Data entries

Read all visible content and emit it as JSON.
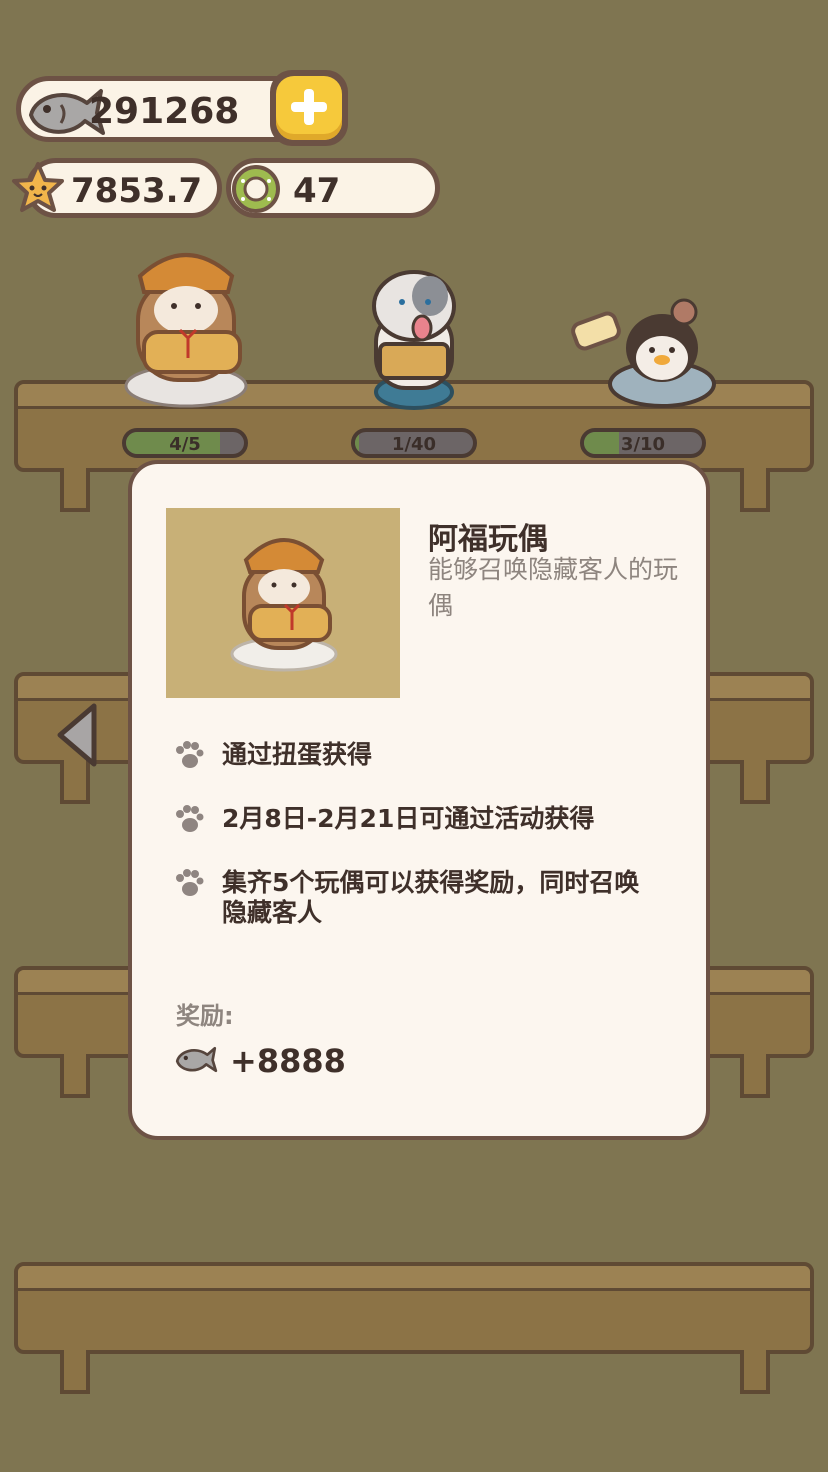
{
  "currency": {
    "fish": "291268",
    "stars": "7853.7",
    "tokens": "47"
  },
  "shelf_items": [
    {
      "name": "阿福玩偶",
      "progress_label": "4/5",
      "progress": 0.8
    },
    {
      "name": "",
      "progress_label": "1/40",
      "progress": 0.025
    },
    {
      "name": "",
      "progress_label": "3/10",
      "progress": 0.3
    }
  ],
  "modal": {
    "title": "阿福玩偶",
    "description": "能够召唤隐藏客人的玩偶",
    "info": [
      "通过扭蛋获得",
      "2月8日-2月21日可通过活动获得",
      "集齐5个玩偶可以获得奖励，同时召唤隐藏客人"
    ],
    "reward_label": "奖励:",
    "reward_value": "+8888"
  },
  "icons": [
    "fish-icon",
    "plus-icon",
    "star-icon",
    "green-token-icon",
    "paw-icon",
    "chevron-left-icon"
  ],
  "colors": {
    "accent": "#f6c93b",
    "panel": "#fcf6ef",
    "border": "#6d5245",
    "text": "#3f302a"
  }
}
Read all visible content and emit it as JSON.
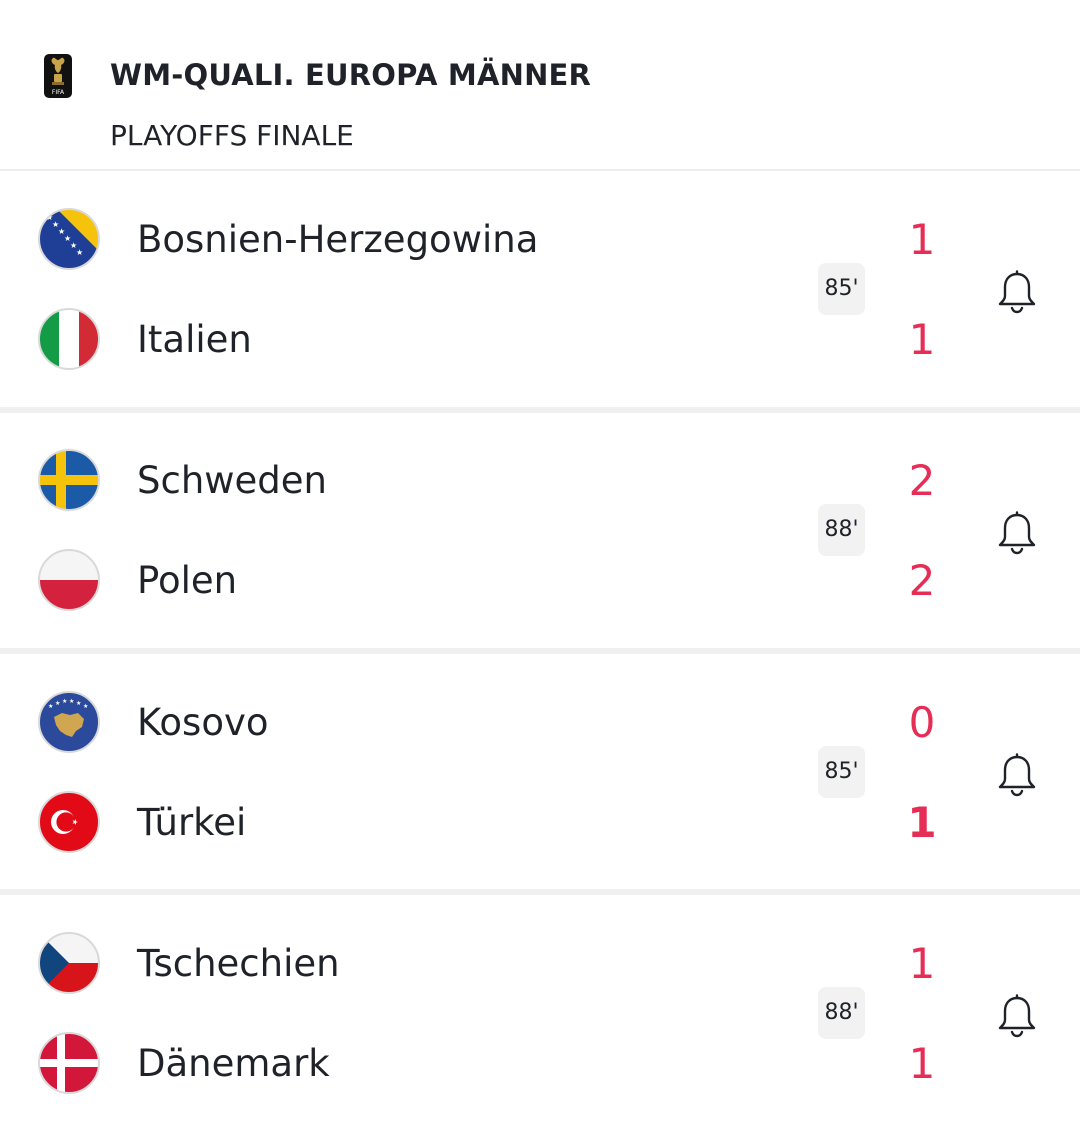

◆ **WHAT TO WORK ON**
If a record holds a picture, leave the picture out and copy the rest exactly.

◆ **ANSWER BOX**
Read all visible content and emit it as JSON.
{
  "currency": {
    "fish": "291268",
    "stars": "7853.7",
    "tokens": "47"
  },
  "shelf_items": [
    {
      "name": "阿福玩偶",
      "progress_label": "4/5",
      "progress": 0.8
    },
    {
      "name": "",
      "progress_label": "1/40",
      "progress": 0.025
    },
    {
      "name": "",
      "progress_label": "3/10",
      "progress": 0.3
    }
  ],
  "modal": {
    "title": "阿福玩偶",
    "description": "能够召唤隐藏客人的玩偶",
    "info": [
      "通过扭蛋获得",
      "2月8日-2月21日可通过活动获得",
      "集齐5个玩偶可以获得奖励，同时召唤隐藏客人"
    ],
    "reward_label": "奖励:",
    "reward_value": "+8888"
  },
  "icons": [
    "fish-icon",
    "plus-icon",
    "star-icon",
    "green-token-icon",
    "paw-icon",
    "chevron-left-icon"
  ],
  "colors": {
    "accent": "#f6c93b",
    "panel": "#fcf6ef",
    "border": "#6d5245",
    "text": "#3f302a"
  }
}
Read all visible content and emit it as JSON.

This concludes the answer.